By the age of seven, a fifth of the poorest boys still suffered from behaviour problems, compared to one in 10 of those from richer homes.

• Rights way to better pupil behaviour

Among girls, the rates were lower, but nearly three in 10 of the poorest exhibited symptoms of behaviour problems, which dropped to a fifth at the age of seven.

The research suggests that the gap in behaviour has widened over the last 10 years.

Girls from low income families who were born in the early 1990s were twice as likely to display behavioural problems than their peers at age seven, while those born around the millennium were three-and-a-half times as likely to show such symptoms at age seven.

"Overall our results show that behaviour problem symptoms are much more common among children from disadvantaged backgrounds," the report said.

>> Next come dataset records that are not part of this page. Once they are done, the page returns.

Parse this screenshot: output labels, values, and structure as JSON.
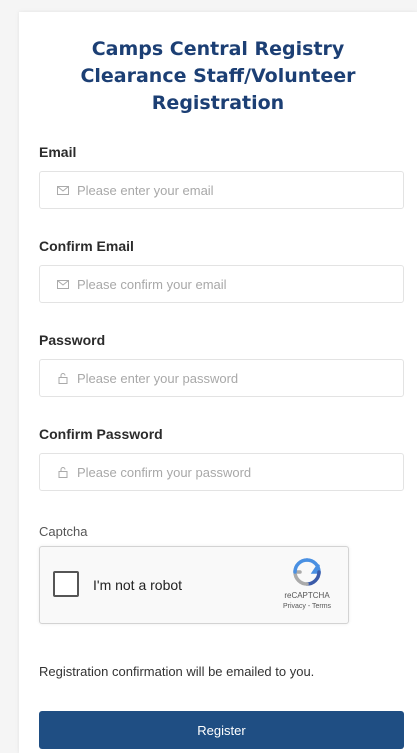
{
  "form": {
    "title_line1": "Camps Central Registry",
    "title_line2": "Clearance Staff/Volunteer",
    "title_line3": "Registration",
    "email": {
      "label": "Email",
      "placeholder": "Please enter your email",
      "icon": "envelope-icon"
    },
    "confirm_email": {
      "label": "Confirm Email",
      "placeholder": "Please confirm your email",
      "icon": "envelope-icon"
    },
    "password": {
      "label": "Password",
      "placeholder": "Please enter your password",
      "icon": "lock-icon"
    },
    "confirm_password": {
      "label": "Confirm Password",
      "placeholder": "Please confirm your password",
      "icon": "lock-icon"
    },
    "captcha": {
      "label": "Captcha",
      "checkbox_text": "I'm not a robot",
      "brand": "reCAPTCHA",
      "privacy": "Privacy - Terms"
    },
    "confirmation_note": "Registration confirmation will be emailed to you.",
    "register_label": "Register"
  },
  "colors": {
    "title": "#1c3f74",
    "button": "#1f4e83",
    "background": "#f5f5f5"
  }
}
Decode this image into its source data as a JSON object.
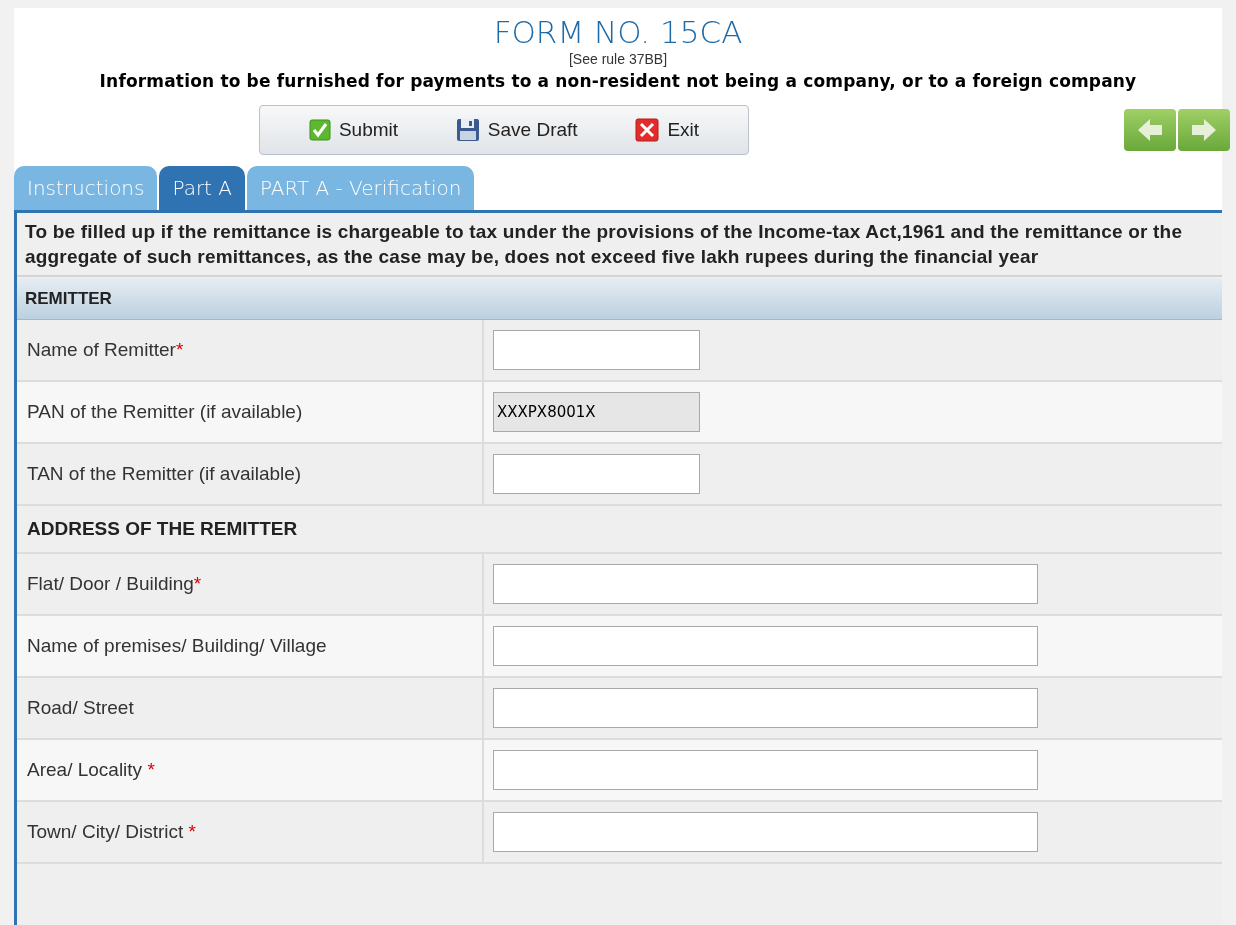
{
  "header": {
    "title": "FORM NO. 15CA",
    "rule": "[See rule 37BB]",
    "subtitle": "Information to be furnished for payments to a non-resident not being a company, or to a foreign company"
  },
  "toolbar": [
    {
      "kind": "submit",
      "label": "Submit"
    },
    {
      "kind": "save",
      "label": "Save Draft"
    },
    {
      "kind": "exit",
      "label": "Exit"
    }
  ],
  "nav": [
    {
      "kind": "back"
    },
    {
      "kind": "forward"
    }
  ],
  "tabs": [
    {
      "label": "Instructions",
      "selected": false
    },
    {
      "label": "Part A",
      "selected": true
    },
    {
      "label": "PART A - Verification",
      "selected": false
    }
  ],
  "intro": "To be filled up if the remittance is chargeable to tax under the provisions of the Income-tax Act,1961 and the remittance or the aggregate of such remittances, as the case may be, does not exceed five lakh rupees during the financial year",
  "section": "REMITTER",
  "rows": [
    {
      "kind": "code",
      "label": "Name of Remitter",
      "mark": "*",
      "disabled": false
    },
    {
      "kind": "code",
      "label": "PAN of the Remitter (if available)",
      "disabled": true,
      "value": "XXXPX8001X"
    },
    {
      "kind": "code",
      "label": "TAN of the Remitter (if available)",
      "disabled": false
    },
    {
      "kind": "heading",
      "label": "ADDRESS OF THE REMITTER"
    },
    {
      "kind": "address",
      "label": "Flat/ Door / Building",
      "mark": "*",
      "disabled": false
    },
    {
      "kind": "address",
      "label": "Name of premises/ Building/ Village",
      "disabled": false
    },
    {
      "kind": "address",
      "label": "Road/ Street",
      "disabled": false
    },
    {
      "kind": "address",
      "label": "Area/ Locality ",
      "mark": "*",
      "disabled": false
    },
    {
      "kind": "address",
      "label": "Town/ City/ District ",
      "mark": "*",
      "disabled": false
    }
  ]
}
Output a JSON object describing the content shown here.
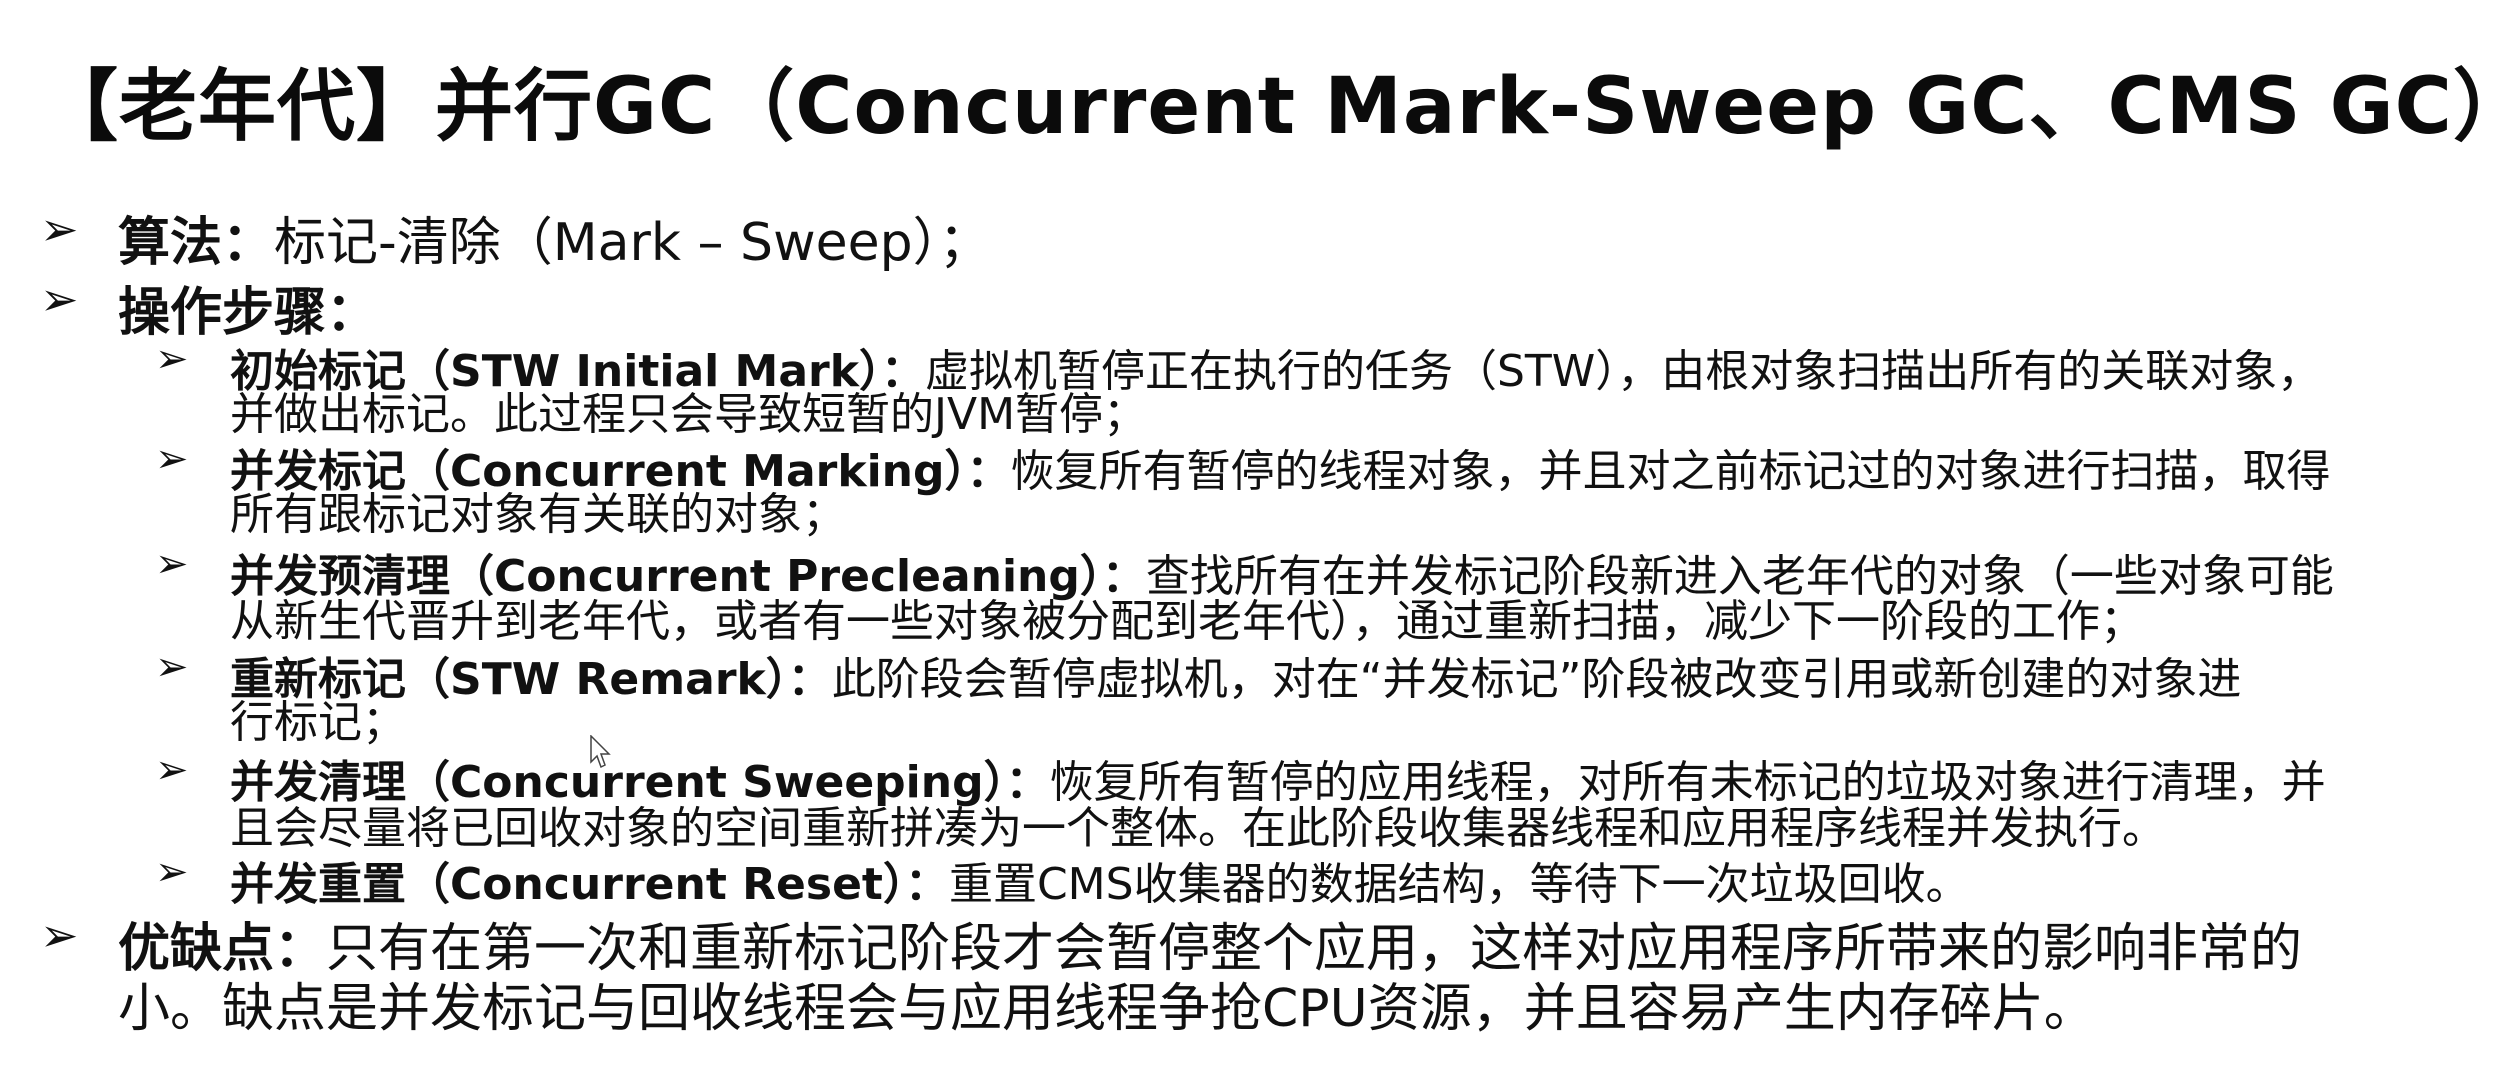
{
  "title": "【老年代】并行GC（Concurrent Mark-Sweep GC、CMS GC）",
  "bullet_glyph": "➢",
  "algorithm": {
    "label": "算法：",
    "text": "标记-清除（Mark – Sweep）；"
  },
  "steps_heading": {
    "label": "操作步骤："
  },
  "steps": [
    {
      "label": "初始标记（STW Initial Mark）：",
      "line1": "虚拟机暂停正在执行的任务（STW），由根对象扫描出所有的关联对象，",
      "line2": "并做出标记。此过程只会导致短暂的JVM暂停；"
    },
    {
      "label": "并发标记（Concurrent Marking）：",
      "line1": "恢复所有暂停的线程对象，并且对之前标记过的对象进行扫描，取得",
      "line2": "所有跟标记对象有关联的对象；"
    },
    {
      "label": "并发预清理（Concurrent Precleaning）：",
      "line1": "查找所有在并发标记阶段新进入老年代的对象（一些对象可能",
      "line2": "从新生代晋升到老年代，或者有一些对象被分配到老年代），通过重新扫描，减少下一阶段的工作；"
    },
    {
      "label": "重新标记（STW Remark）：",
      "line1": "此阶段会暂停虚拟机，对在“并发标记”阶段被改变引用或新创建的对象进",
      "line2": "行标记；"
    },
    {
      "label": "并发清理（Concurrent Sweeping）：",
      "line1": "恢复所有暂停的应用线程，对所有未标记的垃圾对象进行清理，并",
      "line2": "且会尽量将已回收对象的空间重新拼凑为一个整体。在此阶段收集器线程和应用程序线程并发执行。"
    },
    {
      "label": "并发重置（Concurrent Reset）：",
      "line1": "重置CMS收集器的数据结构，等待下一次垃圾回收。",
      "line2": ""
    }
  ],
  "pros_cons": {
    "label": "优缺点：",
    "line1": "只有在第一次和重新标记阶段才会暂停整个应用，这样对应用程序所带来的影响非常的",
    "line2": "小。缺点是并发标记与回收线程会与应用线程争抢CPU资源，并且容易产生内存碎片。"
  }
}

"More than anything, the research shows once again why it is so important to intervene pre-school to stem problems before they develop."